===== EXCERPTED DATA

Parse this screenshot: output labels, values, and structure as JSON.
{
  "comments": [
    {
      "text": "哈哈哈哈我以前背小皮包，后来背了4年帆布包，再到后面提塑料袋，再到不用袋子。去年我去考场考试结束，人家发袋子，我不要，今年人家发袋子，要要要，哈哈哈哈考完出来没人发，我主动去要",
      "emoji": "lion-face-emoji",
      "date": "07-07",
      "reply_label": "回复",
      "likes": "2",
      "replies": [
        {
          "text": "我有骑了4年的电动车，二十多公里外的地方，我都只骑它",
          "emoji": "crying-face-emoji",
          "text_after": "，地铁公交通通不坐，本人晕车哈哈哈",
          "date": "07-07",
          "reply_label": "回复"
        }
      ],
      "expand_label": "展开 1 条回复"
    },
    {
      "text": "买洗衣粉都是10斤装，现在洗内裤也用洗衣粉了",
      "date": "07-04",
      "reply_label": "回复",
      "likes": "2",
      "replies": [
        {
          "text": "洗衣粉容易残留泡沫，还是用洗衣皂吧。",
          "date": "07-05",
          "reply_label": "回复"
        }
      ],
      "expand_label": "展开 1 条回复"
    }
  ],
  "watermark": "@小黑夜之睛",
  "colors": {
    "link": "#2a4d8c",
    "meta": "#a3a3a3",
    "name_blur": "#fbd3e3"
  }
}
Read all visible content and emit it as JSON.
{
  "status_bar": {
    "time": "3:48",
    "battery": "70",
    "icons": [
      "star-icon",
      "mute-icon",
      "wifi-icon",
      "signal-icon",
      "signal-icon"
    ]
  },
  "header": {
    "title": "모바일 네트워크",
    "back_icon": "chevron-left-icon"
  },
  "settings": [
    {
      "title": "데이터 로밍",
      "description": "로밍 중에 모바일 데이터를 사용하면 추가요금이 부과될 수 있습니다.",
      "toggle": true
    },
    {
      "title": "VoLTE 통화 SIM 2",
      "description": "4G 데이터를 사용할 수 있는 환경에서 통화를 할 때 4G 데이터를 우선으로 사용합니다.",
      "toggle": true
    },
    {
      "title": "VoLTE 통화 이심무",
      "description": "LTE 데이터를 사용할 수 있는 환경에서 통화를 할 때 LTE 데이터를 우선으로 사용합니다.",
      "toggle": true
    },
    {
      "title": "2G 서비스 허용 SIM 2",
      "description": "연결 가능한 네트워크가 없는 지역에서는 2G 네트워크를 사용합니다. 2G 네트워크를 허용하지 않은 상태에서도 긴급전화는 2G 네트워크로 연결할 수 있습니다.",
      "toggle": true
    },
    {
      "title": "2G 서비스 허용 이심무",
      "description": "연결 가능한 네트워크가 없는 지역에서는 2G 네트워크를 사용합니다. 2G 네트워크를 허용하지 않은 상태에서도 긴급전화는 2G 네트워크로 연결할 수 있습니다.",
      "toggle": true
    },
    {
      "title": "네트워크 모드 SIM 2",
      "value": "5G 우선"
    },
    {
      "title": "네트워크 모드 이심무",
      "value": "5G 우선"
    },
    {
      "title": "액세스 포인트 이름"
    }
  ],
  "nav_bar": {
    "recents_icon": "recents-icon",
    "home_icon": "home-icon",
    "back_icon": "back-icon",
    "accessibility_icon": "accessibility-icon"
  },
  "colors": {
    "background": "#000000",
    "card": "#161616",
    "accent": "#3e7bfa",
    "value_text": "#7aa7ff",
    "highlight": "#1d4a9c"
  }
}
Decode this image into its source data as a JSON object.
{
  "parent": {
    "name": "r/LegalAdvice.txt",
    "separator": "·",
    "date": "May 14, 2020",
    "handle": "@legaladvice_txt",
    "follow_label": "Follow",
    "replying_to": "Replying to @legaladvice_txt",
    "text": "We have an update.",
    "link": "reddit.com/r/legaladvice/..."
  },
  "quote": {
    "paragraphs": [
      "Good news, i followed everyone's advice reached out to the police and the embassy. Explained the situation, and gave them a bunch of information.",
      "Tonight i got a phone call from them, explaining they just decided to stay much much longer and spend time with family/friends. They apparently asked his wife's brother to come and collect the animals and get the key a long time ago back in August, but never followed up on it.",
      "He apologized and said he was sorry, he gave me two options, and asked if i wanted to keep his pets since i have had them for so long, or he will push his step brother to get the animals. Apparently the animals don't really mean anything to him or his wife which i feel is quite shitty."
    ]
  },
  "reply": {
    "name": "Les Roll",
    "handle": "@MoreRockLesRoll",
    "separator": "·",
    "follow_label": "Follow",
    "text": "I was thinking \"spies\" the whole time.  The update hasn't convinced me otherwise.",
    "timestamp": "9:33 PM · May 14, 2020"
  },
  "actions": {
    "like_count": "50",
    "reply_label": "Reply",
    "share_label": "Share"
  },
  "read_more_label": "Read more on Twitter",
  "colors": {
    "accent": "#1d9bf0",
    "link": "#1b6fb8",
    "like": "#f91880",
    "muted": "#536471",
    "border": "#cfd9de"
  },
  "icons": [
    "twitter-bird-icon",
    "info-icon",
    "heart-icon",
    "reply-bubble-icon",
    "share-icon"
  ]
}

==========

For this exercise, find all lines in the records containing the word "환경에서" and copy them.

      "description": "4G 데이터를 사용할 수 있는 환경에서 통화를 할 때 4G 데이터를 우선으로 사용합니다.",
      "description": "LTE 데이터를 사용할 수 있는 환경에서 통화를 할 때 LTE 데이터를 우선으로 사용합니다.",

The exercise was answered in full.